Nusra Front and its alliances of convenience
Syrian opposition forces are attempting to break a siege of Yarmouk camp in Damascus, imposed by the Islamic State group (IS, formerly known as ISIS).
Armed rebel groups - Jaish al-Islam, Sham al-Islam Brigade and al-Ababil Brigade – have joined arms to stem the IS advance in Syria's largest Palestinian refugee camp that started on Wednesday.
War in the camp
The counteroffensive has been dubbed by the various rebel factions as "victory for the people of the camp".
Fighting has been heaviest in the south of the camp, with battles breaking out between opposition groups, IS, and the Nusra Front.
Meanwhile, the north remains relatively quiet where the Palestinian militia Aknaf Beit al-Maqdis and IS face off.
The intense fighting has worsened conditions in a camp that had already been ravished by the Syrian regime's two-year siege leading to the breakout of diseases such as polio, and mass starvation.
But questions remain about Nusra's role in the IS attack on the camp.
Activists say the al-Qaeda affiliate in Syria allowed IS into Yarmouk. A statement released by the group denied any support for IS, reiterating its "neutrality" in the conflict.
Nusra and IS have fought each other in different parts of Syria.
Analysts say that one consideration for the neutral parties in Yarmouk - such as Nusra and Ahrar al-Sham - is that they are wary about being drawn into the war as it would weaken their defensive lines with the Syrian regime
These fears came true when Beit al-Maqdis sent fighters to engage IS militants, and the regime exploited the situation attacking the Palestinian group from the rear.
Nusra has lost control of parts of Damascus it once controlled, and its presence in the city is limited to Yarmouk. It has been accused of buying time to see who will win the battle in the camp.
Others say the group has returned to allying with rebel groups that share its extremist ideology.
Nusra has a history of forming alliances driven by strategic motives.
It watches intracide battles among the opposition from the sidelines before allying with the winner. This is part of its so-called "battle doctrine".
This happened in al-Qalmoun when Nusra allied with IS against Hizballah, yet fought the group elsewhere in the country.
The situation in Yarmouk supports this idea.
Yet across the country there appears to be a divergence in strategies, policies, and alliances among Nusra militias in the country.
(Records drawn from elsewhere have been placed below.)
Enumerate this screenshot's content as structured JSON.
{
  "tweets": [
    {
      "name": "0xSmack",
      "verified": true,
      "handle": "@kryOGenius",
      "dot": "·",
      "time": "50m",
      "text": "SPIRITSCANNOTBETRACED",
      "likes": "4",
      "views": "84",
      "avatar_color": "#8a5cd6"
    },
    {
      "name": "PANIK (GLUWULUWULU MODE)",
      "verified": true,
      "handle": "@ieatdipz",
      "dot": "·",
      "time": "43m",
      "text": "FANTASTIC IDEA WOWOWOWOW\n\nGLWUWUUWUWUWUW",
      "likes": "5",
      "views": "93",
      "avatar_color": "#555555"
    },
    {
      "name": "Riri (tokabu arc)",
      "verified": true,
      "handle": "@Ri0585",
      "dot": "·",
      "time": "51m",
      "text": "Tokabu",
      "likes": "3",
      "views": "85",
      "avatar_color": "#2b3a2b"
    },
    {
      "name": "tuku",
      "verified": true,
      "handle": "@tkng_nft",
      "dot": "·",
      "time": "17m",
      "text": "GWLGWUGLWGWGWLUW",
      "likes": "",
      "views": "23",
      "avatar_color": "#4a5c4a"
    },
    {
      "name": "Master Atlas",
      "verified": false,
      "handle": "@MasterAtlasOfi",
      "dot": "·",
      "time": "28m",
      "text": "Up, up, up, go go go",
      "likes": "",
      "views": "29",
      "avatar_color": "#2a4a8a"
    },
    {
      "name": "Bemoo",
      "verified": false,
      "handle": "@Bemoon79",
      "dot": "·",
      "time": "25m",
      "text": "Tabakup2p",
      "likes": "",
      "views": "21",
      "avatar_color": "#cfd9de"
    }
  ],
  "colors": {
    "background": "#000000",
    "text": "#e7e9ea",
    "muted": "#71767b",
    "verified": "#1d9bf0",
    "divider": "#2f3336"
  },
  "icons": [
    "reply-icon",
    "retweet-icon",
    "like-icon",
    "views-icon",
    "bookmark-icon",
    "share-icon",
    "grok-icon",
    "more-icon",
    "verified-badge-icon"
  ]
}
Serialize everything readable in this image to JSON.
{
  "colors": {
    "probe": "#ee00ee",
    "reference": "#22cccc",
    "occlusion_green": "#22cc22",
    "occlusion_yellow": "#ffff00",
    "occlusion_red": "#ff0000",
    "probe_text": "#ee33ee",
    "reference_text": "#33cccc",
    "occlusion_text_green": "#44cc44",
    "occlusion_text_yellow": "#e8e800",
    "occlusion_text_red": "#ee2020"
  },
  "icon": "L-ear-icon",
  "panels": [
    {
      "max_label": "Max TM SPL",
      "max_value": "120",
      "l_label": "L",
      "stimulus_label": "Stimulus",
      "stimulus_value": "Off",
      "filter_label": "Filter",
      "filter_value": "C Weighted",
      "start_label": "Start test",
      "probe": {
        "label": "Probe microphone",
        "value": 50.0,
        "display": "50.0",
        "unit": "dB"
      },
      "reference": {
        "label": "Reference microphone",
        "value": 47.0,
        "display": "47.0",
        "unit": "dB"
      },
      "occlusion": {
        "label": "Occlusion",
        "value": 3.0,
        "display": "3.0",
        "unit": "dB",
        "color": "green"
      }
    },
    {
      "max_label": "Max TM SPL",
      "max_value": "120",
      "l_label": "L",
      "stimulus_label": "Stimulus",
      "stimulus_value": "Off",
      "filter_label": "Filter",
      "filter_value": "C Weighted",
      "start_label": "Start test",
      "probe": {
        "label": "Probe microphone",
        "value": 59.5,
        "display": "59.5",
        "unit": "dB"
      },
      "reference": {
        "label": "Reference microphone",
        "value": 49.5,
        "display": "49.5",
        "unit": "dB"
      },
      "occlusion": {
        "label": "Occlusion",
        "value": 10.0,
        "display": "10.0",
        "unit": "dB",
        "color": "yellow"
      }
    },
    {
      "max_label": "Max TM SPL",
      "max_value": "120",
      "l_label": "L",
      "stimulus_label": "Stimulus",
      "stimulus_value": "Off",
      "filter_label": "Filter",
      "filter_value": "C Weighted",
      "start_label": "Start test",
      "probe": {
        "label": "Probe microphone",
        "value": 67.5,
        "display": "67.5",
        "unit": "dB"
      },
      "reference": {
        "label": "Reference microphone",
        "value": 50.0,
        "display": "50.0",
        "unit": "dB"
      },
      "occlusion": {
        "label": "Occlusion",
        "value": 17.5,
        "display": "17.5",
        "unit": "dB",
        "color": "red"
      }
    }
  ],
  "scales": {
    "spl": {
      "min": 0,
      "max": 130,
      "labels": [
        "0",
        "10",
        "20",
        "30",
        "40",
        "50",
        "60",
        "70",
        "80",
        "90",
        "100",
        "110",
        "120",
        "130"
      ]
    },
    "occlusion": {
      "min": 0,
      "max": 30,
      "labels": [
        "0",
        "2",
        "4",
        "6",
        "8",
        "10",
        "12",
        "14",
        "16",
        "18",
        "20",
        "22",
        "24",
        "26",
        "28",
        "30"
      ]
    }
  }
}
Some have pinpointed two strands within the organisation.
After the Nusra leadership declared their neutrality in the Yarmouk conflict, one former commander in Deir al-Zour announced his opposition.
"If I were in the camp, I would only stay if it was purged of IS," said Abu Maria al-Qahtani.
"I am speaking from what I think of the group religiously. I am not taking sides with Nusra or any other group. I am saying the truth."
Later comments suggest that Qahtani was calling on Nusra to take on IS nationwide.
His experiences in Deir al-Zour might have shaped his opinions of IS and the Nusra leadership.
When IS appeared to be on the brink of wresting Syria's eastern city of Raqqa from Nusra's control, calls for reinforcements were ignored by the group's leadership.
But the Nusra commander also said there was an element of double standards from militants in the camp who have criticised Nusra's alleged role in giving IS free passage into Yarmouk.
He said that the al-Qaeda affiliate had been engaged in a conflict with Yarmouk Martyrs Brigade, who has pledged allegiance to IS. Some rebel groups, critical of Nusra's suspected alliance with IS in Yarmouk, supported the brigade in the battle.
What can be clearly said is that Nusra's strategy seems to change with each battle.
Their leadership appear to be driven by forming alliances with other rebel groups when it suits them and dropping them when it is convenient.
This is probably why there are so few rebel groups left in Syria that trust al-Nusra.
This article is an edited translation from our Arabic edition.